© 2024 St. Louis Public Radio
Play Live Radio
Next Up:
0:00 0:00
Available On Air Stations

A full story of what ifs and comedies: A history of the St. Louis Browns

Lara Hamdan
St. Louis Public Radio
Ed Wheatley co-authored the “St. Louis Browns: The Story of a Beloved Team."";

A full story of what ifs and comedies: A history of the St. Louis Browns

St. Louis’ baseball history includes one of the best teams in baseball history, the Cardinals — and the worst— the Browns.

On Tuesday’s St. Louis on the Air, host Don Marsh discussed the history of the St. Louis Browns baseball team with Ed Wheatley, one of the authors of “St. Louis Browns: The Story of a Beloved Team.”

The colorful, coffee-table book illustrates the Browns’ history with stories and photographs of the team’s success – and lack of it. The largely unsuccessful team played in St. Louis for 52 years and drew a loyal fan base.

“There is this untapped love and memory,” Wheatley said. “We’re the ones keeping this alive.”

Wheatley co-authored the book with Bill Borst and Bill Rogers; all are members of the Saint Louis Browns Historical Society. The club has over 500 members across the country.
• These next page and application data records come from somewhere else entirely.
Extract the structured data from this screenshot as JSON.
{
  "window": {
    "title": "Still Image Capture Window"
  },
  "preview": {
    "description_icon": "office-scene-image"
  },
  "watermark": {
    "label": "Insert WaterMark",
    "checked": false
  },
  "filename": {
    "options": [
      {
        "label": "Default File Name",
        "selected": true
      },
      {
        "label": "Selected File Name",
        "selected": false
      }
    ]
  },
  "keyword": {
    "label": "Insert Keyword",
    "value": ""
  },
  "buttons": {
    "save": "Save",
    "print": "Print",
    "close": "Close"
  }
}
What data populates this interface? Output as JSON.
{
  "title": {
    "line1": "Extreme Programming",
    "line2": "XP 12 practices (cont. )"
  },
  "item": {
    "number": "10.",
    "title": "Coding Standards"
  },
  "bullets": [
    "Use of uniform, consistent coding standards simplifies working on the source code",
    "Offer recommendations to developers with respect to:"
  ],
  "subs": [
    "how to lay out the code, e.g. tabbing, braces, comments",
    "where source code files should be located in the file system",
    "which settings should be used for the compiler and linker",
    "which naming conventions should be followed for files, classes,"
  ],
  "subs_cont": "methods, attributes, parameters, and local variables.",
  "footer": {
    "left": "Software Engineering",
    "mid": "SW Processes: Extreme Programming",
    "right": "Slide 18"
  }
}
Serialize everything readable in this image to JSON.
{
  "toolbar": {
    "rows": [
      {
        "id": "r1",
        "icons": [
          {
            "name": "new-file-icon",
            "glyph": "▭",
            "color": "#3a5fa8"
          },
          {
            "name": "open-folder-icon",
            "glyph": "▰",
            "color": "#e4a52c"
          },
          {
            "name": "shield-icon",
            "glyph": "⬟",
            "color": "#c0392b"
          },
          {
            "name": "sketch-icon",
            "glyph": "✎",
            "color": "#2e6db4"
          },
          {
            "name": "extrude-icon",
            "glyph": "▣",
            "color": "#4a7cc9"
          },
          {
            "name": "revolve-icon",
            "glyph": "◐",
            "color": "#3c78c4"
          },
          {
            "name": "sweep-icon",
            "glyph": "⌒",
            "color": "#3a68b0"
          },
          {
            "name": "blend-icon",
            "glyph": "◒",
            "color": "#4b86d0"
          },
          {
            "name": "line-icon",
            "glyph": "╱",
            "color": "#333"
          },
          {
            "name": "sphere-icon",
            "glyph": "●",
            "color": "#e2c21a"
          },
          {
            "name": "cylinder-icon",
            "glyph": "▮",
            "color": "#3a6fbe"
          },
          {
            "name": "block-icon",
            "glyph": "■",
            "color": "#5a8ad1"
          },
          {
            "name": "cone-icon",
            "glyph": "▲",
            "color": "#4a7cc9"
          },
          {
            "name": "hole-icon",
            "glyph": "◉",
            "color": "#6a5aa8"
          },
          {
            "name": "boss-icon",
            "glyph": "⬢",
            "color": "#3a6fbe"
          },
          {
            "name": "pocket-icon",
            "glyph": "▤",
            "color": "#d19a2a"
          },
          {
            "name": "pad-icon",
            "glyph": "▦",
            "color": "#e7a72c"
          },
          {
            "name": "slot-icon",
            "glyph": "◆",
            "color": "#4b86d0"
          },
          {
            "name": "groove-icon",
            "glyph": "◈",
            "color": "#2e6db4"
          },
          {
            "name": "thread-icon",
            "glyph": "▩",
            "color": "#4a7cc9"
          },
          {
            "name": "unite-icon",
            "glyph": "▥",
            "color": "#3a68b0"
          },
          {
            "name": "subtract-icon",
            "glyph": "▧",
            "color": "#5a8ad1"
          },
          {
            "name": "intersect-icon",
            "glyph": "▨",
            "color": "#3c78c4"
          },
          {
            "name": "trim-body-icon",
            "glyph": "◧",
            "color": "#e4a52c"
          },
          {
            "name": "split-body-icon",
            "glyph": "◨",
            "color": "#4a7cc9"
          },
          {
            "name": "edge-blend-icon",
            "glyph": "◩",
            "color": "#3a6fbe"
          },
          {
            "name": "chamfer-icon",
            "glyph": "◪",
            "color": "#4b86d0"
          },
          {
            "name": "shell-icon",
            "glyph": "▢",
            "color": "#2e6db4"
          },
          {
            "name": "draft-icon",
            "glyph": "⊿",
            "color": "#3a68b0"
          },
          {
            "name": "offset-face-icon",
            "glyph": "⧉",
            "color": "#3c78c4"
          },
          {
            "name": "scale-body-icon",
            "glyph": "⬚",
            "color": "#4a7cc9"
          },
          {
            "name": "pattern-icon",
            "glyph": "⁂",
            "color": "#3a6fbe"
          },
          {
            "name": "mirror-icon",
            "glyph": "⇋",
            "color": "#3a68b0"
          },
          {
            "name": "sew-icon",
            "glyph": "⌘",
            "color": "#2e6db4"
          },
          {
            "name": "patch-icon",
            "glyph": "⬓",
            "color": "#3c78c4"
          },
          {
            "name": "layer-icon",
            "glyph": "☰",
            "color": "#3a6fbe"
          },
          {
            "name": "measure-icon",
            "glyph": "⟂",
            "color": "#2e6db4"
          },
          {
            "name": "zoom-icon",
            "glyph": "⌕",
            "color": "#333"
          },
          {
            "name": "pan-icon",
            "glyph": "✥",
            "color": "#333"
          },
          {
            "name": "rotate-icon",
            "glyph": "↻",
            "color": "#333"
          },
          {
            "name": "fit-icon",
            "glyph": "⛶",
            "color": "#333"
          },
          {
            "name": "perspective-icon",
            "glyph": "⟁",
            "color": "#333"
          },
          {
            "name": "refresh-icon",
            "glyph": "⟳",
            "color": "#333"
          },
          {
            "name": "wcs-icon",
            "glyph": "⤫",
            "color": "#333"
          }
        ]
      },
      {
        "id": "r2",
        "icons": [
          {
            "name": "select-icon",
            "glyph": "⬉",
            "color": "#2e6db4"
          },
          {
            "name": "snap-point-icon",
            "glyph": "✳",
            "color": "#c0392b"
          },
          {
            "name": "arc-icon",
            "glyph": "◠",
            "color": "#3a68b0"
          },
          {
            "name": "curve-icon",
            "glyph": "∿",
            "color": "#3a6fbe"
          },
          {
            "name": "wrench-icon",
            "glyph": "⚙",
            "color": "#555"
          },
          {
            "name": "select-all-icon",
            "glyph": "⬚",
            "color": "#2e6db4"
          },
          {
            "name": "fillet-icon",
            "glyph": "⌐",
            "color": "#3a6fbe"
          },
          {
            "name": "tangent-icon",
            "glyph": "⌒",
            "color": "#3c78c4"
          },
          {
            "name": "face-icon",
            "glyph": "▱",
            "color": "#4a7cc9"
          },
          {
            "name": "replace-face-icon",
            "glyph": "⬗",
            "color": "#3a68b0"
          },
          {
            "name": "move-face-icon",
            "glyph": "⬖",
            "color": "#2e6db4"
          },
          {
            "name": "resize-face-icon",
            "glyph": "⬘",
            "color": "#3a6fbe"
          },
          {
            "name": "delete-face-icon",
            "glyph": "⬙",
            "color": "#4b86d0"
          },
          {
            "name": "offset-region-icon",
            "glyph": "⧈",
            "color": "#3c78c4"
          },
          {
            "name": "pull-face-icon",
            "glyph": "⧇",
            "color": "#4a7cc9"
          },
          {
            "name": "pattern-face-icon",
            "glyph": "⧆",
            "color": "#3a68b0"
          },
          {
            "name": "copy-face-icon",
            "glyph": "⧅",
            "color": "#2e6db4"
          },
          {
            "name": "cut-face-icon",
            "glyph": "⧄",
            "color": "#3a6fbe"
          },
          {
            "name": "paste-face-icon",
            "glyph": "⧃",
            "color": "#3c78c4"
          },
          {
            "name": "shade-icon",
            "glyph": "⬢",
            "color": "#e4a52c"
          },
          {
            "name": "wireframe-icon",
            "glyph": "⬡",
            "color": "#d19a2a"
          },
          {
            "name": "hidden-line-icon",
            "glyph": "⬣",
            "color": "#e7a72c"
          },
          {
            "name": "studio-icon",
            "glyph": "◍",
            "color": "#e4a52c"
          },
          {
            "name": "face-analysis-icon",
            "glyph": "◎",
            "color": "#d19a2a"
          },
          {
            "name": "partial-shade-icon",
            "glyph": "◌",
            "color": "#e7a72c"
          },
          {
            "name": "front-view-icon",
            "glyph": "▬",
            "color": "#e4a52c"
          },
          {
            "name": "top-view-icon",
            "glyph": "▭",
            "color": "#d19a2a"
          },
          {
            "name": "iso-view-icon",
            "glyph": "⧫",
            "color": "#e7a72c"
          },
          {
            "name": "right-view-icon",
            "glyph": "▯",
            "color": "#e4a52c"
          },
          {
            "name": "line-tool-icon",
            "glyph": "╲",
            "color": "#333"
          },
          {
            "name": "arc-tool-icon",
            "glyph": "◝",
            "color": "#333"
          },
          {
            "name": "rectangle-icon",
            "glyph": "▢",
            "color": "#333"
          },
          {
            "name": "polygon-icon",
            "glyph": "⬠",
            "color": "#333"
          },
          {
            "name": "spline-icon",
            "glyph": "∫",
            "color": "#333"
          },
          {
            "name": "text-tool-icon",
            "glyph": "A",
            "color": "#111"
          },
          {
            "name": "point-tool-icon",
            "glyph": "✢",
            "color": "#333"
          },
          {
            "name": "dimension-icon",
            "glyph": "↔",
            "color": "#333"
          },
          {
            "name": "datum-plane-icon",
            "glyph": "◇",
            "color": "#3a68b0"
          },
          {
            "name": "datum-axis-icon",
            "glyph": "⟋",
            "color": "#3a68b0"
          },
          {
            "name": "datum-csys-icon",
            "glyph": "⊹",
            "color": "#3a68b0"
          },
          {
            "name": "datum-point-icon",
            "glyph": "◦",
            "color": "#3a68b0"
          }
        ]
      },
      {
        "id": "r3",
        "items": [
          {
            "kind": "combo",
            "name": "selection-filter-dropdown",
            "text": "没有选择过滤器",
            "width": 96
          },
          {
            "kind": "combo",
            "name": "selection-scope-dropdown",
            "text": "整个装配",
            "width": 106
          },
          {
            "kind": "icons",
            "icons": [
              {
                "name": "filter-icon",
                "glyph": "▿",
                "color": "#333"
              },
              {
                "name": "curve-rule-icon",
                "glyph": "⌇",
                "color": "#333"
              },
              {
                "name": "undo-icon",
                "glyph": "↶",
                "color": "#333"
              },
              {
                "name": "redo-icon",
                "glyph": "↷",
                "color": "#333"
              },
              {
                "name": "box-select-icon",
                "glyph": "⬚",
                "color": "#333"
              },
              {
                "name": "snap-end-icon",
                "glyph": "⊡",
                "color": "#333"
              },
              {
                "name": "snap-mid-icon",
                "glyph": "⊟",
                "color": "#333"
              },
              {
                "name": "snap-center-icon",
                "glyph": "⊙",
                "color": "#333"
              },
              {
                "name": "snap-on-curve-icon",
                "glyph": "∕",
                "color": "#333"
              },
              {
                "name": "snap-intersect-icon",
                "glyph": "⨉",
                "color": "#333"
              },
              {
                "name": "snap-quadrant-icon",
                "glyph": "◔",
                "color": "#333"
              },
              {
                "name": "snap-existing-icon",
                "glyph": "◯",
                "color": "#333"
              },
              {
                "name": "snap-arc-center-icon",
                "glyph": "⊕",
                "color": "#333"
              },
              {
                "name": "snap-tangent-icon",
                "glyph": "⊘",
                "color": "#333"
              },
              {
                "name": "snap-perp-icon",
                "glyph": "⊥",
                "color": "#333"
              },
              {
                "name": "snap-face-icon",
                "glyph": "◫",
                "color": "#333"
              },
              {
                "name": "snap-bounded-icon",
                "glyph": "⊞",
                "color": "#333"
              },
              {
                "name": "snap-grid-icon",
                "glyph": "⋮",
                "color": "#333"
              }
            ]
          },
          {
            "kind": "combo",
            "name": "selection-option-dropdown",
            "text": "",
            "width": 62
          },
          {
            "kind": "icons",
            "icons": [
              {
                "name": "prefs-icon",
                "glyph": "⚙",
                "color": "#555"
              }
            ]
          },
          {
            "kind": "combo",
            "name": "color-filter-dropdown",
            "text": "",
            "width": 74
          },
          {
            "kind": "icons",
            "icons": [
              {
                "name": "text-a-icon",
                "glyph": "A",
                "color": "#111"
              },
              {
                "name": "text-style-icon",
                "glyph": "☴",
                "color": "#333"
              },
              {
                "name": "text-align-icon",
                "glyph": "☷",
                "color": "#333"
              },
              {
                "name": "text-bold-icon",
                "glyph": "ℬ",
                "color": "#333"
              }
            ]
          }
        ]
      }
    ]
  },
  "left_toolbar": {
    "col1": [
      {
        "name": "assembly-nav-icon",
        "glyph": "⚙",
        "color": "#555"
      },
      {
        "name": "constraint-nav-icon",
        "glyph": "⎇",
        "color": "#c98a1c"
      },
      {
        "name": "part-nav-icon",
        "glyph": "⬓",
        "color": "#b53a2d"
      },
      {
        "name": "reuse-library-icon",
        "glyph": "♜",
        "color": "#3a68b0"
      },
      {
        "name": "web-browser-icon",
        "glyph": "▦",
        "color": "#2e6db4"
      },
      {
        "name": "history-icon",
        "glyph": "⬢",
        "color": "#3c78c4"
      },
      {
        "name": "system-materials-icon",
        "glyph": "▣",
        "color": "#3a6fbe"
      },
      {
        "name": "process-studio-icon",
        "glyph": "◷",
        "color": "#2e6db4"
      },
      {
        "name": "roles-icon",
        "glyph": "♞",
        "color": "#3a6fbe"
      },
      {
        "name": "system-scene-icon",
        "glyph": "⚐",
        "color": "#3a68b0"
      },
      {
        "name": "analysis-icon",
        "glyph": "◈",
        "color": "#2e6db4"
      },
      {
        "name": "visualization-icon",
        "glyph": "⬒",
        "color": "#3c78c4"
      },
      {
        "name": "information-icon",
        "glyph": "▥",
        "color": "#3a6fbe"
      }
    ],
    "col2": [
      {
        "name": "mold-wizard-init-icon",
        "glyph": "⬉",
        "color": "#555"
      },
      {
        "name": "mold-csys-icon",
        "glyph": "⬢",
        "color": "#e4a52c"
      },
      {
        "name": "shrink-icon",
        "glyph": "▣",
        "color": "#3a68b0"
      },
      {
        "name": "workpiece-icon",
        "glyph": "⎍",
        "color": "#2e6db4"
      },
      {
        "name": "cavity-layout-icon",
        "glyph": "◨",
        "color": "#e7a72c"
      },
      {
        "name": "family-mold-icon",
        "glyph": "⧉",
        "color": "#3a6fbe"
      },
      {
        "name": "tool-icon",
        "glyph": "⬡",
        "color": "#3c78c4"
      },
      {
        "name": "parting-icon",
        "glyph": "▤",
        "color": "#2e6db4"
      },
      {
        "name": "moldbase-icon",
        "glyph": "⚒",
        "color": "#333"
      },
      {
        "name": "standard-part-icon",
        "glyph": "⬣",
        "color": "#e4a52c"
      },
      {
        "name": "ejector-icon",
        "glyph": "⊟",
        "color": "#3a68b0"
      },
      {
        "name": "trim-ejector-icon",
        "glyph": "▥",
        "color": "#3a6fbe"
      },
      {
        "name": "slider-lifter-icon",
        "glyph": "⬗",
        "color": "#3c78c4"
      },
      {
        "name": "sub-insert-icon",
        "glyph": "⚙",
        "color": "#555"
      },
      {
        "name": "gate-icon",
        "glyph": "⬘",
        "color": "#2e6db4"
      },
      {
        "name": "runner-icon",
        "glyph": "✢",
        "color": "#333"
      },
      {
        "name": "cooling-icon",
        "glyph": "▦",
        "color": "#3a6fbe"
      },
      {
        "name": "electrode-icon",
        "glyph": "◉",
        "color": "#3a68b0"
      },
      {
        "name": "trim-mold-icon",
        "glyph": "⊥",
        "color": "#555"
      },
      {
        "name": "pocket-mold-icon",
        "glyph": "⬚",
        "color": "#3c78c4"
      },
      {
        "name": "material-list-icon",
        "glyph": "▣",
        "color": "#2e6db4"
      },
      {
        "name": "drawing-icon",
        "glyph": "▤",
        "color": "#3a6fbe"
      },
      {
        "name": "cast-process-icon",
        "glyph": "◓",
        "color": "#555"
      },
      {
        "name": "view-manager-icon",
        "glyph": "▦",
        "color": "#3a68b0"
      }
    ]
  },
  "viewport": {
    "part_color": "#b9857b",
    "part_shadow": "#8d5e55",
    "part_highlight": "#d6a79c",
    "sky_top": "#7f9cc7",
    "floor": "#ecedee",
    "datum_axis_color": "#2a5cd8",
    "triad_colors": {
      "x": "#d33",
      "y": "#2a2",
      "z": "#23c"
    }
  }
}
Wheatley said their book events often draw out fans of the team who hung on to St. Louis Browns’ memorabilia. The book is filled with more than 600 photographs and short stories about the Browns’ history.

“This book is all about going back in time,” he said. All profits from the book will go to charity.

The St. Louis Browns moved to St. Louis from Milwaukee in 1902 and continued their season until 1953, when they relocated to Baltimore and became known as the Baltimore Orioles.

Wheatley said he won’t deny the team’s overwhelmingly losing record. Various factors affected the team’s success. The team would often trade their good players for money. The Depression, Word War I and II affected the games’ attendance.

The team also had good moments as well. In the ‘20s, the Browns’ outfielder Ken Williams led the league in RBIs and beat out Babe Ruth for the home run title. First baseman George Sisler had a .420 batting average and became the first official MVP of the American League.

“These are the things of those times and those periods that really made them a great team,” Wheatley said. “But the tide kind of turned. It’s a full story of what ifs and comedies.

St. Louis on the Air brings you the stories of St. Louis and the people who live, work and create in our region. St. Louis on the Air host Don Marsh and producers Mary EdwardsAlex Heuer and Lara Hamdan give you the information you need to make informed decisions and stay in touch with our diverse and vibrant St. Louis region.

Stay Connected
Lara is the Engagement Editor at St. Louis Public Radio.